Sunday, October 27, 2013
Wall Street Journal Tax Report: States You Shouldn't Be Caught Dead In:
Investors Need to Contend With Growing State Estate and Inheritance Taxes, by Laura Saunders:
Nineteen states and the District of Columbia, home to just over one-third of the U.S. population, levy an estate tax on the assets of people who die or an inheritance tax on heirs receiving assets. Maryland and New Jersey have both, although each allows offsets to prevent double taxation. ...
In January, Congress voted to keep Uncle Sam's inflation-adjusted estate exemption above $5 million per individual ($10 million per married couple). The change excluded almost all Americans from the federal levy, so state-level taxes loom larger by contrast. (This year, the federal exemption is $5.25 million.)

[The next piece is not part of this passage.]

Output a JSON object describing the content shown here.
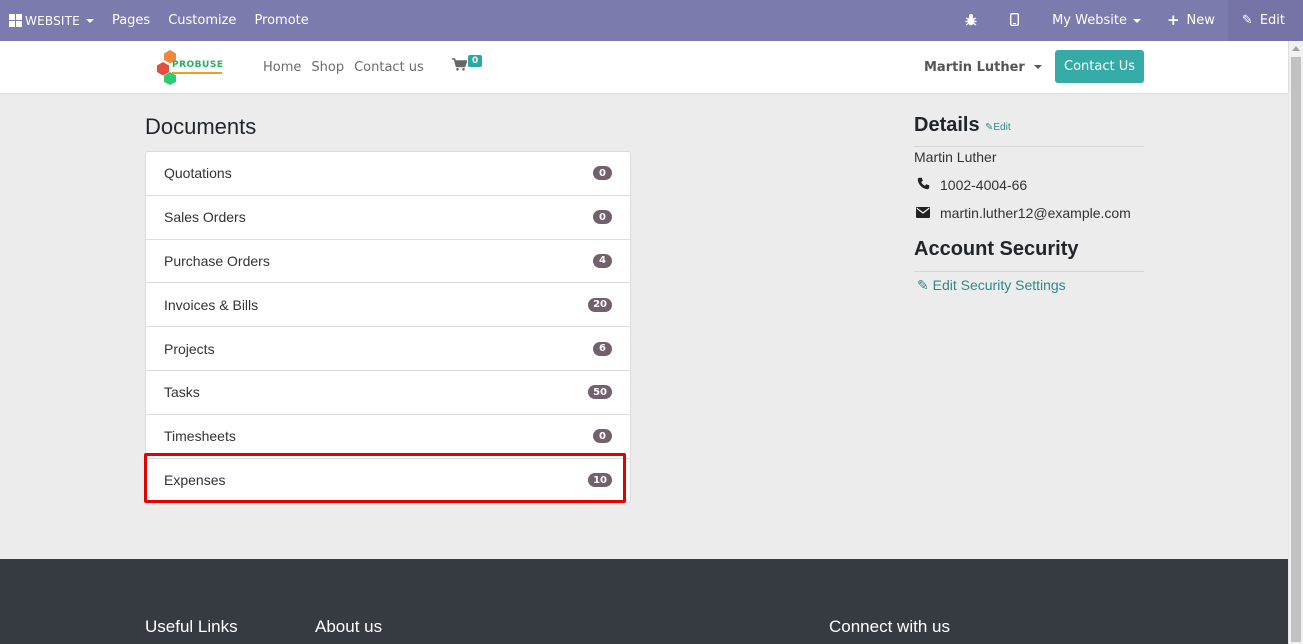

Many states also have far smaller exemptions than Uncle Sam's. The threshold is $1 million for estate taxes in Massachusetts, New York, Oregon and Minnesota, and just $675,000 in New Jersey. Pennsylvania's and Iowa's inheritance taxes have no exemption in some cases. However, all states allow surviving spouses to inherit tax-free from their partners. ... Only Delaware and Hawaii track the U.S.'s $5 million-plus exemption. ... Rates can be high as well. The top rate often is double digits, with Washington state's the highest: 20%. Most state exemptions aren't indexed for inflation, extending the tax's reach over time. ...
Are these taxes effective—that is, do they raise more revenue than they lose when residents ... decide [to] go elsewhere? Economists are divided, and so are the states.